Exactly why social media has evolved from text status updates to photos & video to visual storytelling.

Meanwhile, while we can change what a camera or photo mean, the current explosion in computer vision means that we are also changing how the computer thinks about them. Facebook or your phone can now find pictures of your friend or your your dog, on the beach, but that’s probably only the most obvious application - more and more, a computer can know what's in a image, and what it might represent. That will transform Instagram, Pinterest or of course Tinder. But it will also have all kinds of applications that don't seem obvious now, rather as location has also enabled lots of unexpected use cases. Really, this is another incarnation of the image sensor as input rather than camera - you don't type or say 'chair' or take a photo of the chair - you show the computer the chair. So, again, you remove layers of abstraction, and you change what you have to tell the computer - just as you don't have to tell if where you are. Eric Raymond proposed that a computer should 'never ask the user for any information that it can autodetect, copy, or deduce'; computer vision changes what the computer has to ask. So it's not, really, a camera, taking photos - it's more like an eye, that can see.

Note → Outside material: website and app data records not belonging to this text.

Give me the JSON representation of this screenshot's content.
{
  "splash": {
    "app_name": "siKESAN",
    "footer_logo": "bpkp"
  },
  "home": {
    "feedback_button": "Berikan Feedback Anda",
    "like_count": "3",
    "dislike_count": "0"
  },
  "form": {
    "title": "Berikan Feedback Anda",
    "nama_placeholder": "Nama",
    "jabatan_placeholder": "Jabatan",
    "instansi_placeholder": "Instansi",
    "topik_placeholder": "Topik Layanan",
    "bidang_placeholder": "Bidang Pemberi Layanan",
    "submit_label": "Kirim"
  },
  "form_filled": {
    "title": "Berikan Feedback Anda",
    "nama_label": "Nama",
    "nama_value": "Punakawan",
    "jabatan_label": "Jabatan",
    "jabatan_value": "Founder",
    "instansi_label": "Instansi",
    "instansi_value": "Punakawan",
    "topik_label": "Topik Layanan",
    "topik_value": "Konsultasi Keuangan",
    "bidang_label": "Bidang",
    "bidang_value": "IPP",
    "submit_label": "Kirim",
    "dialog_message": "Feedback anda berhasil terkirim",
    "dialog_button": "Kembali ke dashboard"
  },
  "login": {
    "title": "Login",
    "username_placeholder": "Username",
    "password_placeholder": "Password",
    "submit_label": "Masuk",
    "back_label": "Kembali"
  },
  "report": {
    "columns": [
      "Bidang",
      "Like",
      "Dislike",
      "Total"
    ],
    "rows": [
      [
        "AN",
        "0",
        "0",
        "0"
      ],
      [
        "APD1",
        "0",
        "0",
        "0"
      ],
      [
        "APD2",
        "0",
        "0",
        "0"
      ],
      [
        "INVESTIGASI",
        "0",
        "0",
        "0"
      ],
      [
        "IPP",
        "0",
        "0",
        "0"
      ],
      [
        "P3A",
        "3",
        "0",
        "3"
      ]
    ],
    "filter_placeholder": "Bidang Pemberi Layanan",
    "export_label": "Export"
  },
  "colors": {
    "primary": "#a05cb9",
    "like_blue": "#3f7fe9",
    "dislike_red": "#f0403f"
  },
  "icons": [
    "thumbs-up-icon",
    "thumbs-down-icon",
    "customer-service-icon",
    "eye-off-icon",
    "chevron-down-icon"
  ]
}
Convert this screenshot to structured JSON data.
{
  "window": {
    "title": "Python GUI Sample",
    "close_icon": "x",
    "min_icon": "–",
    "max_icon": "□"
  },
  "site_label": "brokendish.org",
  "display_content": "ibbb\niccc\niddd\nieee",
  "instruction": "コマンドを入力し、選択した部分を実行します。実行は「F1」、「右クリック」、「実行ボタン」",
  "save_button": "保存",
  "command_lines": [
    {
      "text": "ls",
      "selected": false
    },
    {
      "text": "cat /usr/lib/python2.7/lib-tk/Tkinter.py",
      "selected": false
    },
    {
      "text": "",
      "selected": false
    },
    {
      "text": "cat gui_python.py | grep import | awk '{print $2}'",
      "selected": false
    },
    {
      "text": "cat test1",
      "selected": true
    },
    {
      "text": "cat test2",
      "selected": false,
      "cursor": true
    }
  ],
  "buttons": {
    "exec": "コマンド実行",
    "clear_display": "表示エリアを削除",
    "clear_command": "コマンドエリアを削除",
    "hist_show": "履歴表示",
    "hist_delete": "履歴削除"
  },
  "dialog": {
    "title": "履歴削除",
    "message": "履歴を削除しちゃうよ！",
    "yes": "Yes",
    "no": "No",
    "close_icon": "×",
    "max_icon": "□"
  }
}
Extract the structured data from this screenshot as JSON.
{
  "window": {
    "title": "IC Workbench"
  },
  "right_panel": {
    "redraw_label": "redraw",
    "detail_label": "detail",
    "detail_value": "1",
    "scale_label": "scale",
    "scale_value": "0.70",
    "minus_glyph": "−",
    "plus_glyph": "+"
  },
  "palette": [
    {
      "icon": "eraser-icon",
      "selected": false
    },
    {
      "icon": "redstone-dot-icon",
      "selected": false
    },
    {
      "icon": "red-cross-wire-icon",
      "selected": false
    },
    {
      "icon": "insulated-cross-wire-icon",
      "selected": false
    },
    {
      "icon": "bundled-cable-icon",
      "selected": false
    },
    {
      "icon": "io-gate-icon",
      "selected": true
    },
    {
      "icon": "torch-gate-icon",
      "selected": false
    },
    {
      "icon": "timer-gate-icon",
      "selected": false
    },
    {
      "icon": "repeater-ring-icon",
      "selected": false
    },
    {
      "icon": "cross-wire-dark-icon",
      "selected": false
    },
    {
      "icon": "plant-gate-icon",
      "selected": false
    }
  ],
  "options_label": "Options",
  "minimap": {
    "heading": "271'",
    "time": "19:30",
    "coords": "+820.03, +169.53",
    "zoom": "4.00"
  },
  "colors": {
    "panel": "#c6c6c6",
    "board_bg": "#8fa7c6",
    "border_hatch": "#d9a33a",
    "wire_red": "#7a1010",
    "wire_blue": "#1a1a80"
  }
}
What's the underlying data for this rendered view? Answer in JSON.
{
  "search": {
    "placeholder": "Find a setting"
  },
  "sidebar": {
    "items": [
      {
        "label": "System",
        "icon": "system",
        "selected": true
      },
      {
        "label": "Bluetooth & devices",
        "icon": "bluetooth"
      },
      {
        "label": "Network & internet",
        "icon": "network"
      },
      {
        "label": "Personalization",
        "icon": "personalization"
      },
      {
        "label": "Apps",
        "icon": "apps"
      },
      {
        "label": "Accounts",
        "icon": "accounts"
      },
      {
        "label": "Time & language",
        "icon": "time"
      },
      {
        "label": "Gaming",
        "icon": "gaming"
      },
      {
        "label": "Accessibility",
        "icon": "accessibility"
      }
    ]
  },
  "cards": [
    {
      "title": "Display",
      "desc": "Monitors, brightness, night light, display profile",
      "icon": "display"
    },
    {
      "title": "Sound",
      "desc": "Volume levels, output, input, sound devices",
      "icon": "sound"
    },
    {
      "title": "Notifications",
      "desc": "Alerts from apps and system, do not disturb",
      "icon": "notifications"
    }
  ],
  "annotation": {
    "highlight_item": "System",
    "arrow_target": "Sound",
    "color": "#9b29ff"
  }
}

How Teens Use Social Media Differently →

Andrew Watts, a teen, breaks down how his generation views all of the different social networks. Here are my highlights:


It’s dead to us. Facebook is something we all got in middle school because it was cool but now is seen as an awkward family dinner party we can't really leave.


Facebook gets all of the photos we took — the good, the bad, etc—while Instagram just gets the one that really summed up the event we went to. It is much more selective, and honestly people spend more time on the captions to make them relevant/funny.


Snapchat is a somewhat intimate network of friends who I don't care if they see me at a party having fun. [...]

There aren't likes you have to worry about or comments—it’s all taken away. Snapchat has a lot less social pressure attached to it compared to every other popular social media network out there. This is what makes it so addicting and liberating. If I don’t get any likes on my Instagram photo or Facebook post within 15 minutes you can sure bet I'll delete it. Snapchat isn't like that at all and really focuses on creating the Story of a day in your life, not some filtered/altered/handpicked highlight. It’s the real you.


Tumblr is like a secret society that everyone is in, but no one talks about. Tumblr is where you are your true self and surround yourself (through who you follow) with people who have similar interests. It’s often seen as a “judgment-free zone” where, due to the lack of identity on the site, you can really be who you want to be.

Why I'm Team Instagram Direct

I've been using Snapchat for the past few months, and admittedly, it took me a while to "get it." The more I used it, I realized it's a nice way of sending photos to close friends for those "Hey I saw this and thought of you" -type moments

But then I started adding more friends. And the more friends I added, the more random, impersonal, obviously mass-sent messages started coming my way.

Most of these messages were things I'd scroll past if they were on my Instagram timeline. But no, because it was Snapchat, I'd receive a push notification for every single one. Every single selfie. Every single low-quality food porn pic. Every single video from a club that is too dark and too loud to provide any value.

It just got too annoying.

Thankfully, Instagram Direct is here and there are a few key differentiators that make it more suited for me.

Read More